[Kevin Brooks, deputy commissioner of the state Department of Administration] said he was also rethinking that rate of $73.87 an hour. That cost is not the actual salary of any particular employee. At that rate, an employee would be making about $144,000 a year. Instead, the state has been charging the public and news organizations the same rate that the state Enterprise Technology Services group charges other state departments, as a cost-shifting mechanism on state budget forms.
For comparison’s sake, Princess Sarah earns $125,000 a year as governor, not counting what she charges to stay home.
Alaska law does allow the state to charge for an employee’s time for recovery of records. Brooks said he thought the actual cost would be between $50 and $60 an hour, including benefits and a share of the department’s overhead costs.
As for the estimate of up to five hours to search e-mail for a single word or phrase, Brooks said he was just passing along the estimate from the technical staff.

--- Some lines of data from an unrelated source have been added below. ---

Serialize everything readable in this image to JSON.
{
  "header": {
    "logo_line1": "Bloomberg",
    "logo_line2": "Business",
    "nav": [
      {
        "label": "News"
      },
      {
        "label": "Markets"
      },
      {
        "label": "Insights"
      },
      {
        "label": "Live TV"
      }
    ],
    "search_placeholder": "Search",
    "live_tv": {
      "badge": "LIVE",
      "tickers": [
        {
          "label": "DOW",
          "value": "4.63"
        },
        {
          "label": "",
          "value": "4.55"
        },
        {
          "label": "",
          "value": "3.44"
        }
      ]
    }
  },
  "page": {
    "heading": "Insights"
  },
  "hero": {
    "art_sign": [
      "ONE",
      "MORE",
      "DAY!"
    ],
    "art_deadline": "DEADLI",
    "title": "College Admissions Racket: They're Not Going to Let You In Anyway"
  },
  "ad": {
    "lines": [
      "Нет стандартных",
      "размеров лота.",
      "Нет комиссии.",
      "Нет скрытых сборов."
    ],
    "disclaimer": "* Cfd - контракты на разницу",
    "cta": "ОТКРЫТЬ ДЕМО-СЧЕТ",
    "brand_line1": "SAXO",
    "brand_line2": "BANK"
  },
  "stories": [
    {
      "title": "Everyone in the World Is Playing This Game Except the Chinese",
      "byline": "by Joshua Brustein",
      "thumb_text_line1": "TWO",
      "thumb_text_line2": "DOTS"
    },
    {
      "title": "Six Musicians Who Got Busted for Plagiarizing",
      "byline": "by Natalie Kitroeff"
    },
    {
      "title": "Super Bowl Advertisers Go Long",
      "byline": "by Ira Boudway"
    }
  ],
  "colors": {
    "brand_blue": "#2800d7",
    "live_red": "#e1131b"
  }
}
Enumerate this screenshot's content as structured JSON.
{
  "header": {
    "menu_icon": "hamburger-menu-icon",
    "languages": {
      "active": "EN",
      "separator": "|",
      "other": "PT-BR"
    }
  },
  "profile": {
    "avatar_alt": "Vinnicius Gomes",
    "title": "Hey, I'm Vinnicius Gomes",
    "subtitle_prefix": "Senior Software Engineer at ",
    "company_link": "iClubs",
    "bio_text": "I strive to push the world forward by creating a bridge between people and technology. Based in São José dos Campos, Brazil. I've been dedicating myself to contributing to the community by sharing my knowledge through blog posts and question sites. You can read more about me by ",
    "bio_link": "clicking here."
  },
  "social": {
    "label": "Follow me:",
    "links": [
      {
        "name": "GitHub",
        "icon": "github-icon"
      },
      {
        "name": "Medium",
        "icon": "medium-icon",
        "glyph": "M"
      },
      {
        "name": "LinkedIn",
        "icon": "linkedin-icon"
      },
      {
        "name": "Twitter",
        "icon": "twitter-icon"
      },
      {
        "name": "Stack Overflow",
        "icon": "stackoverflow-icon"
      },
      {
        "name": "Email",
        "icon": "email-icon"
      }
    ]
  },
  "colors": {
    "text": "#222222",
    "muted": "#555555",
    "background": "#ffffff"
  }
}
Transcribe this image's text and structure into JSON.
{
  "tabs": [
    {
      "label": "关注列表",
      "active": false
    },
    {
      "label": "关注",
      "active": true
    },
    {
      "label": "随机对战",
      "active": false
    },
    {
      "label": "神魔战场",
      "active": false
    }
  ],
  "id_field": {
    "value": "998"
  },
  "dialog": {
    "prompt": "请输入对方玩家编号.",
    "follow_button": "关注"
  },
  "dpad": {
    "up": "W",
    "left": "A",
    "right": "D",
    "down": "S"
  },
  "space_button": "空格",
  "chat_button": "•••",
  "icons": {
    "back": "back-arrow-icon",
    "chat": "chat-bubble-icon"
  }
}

The courts have given the Palin administration a nudge toward open records. A state judge ruled this week that the state must retrieve public e-mails sent between state accounts and the private e-mail accounts used by the governor and other state employees.
Having a private e-mail account, by itself, is not unusual or unethical, because state employees are forbidden to carry out political activities on government accounts. That’s the reason given for Palin’s habit of punching away on two separate Blackberry devices. But a citizen request earlier this year yielded hundreds of heavily redacted e-mails from the governor’s office, which suggested that Palin and her staff had chosen to move most of their government conversations off the radar, to their Yahoo accounts.
Brooks said the state doesn’t know yet how much e-mail it can recover from Yahoo, in cases where one state employee on a personal account e-mailed another on a personal account.
But the state probably can recover e-mails sent between government and personal e-mail accounts, he said. At least 18 public records requests have been filed for some or all of those e-mails.
Msnbc.com, for example, sought all e-mails sent or received by the governor and a dozen top aides between their state accounts and the personal e-mail accounts of themselves and others. The request included e-mail sent to Palin’s husband, Todd, who has been active in policy and political discussions. The state quoted a price of $11,000 for all the e-mails sought by msnbc.com, which apparently won’t be available until after the election.
To respond to those requests, the state is pulling together all the e-mails sent or received by 51 employees, including Palin, her senior staff, members of the Cabinet, the governor’s assistants and schedulers, and key staff involved with the pipeline proposed to bring natural gas from Alaska’s North Slope, the governor’s office said Thursday. It sought the attorney general’s approval to delay the search of the e-mails until mid-November. Later Thursday, the attorney general, Talis J. Colberg, sent the requestors a letter offering them a chance to be heard before he rules on that request.
News organizations have often claimed that the fees are used as a tollbooth to discourage requests, and that requests are delayed until interest in a public issue or candidate has long passed.
Federal law is more favorable. The federal Freedom of Information Act will change in January to penalize agencies for delay. After January, if an agency takes more than 20 days to respond to a request, it can’t charge any duplication fees to individual requestors.
[Lucy Dalglish, executive director of the Reporters Committee for Freedom of the Press, a nonprofit that helps journalists obtain public records said,] “Most judges are interpreting the laws that if you use your private e-mail for state business, that’s a public record.
“Many public officials thought e-mail was more like a phone call, but it’s more like a letter. You type those words, those are like documents. It doesn’t matter if you used a piece of paper from your home or stationery from your office. The form doesn’t matter.”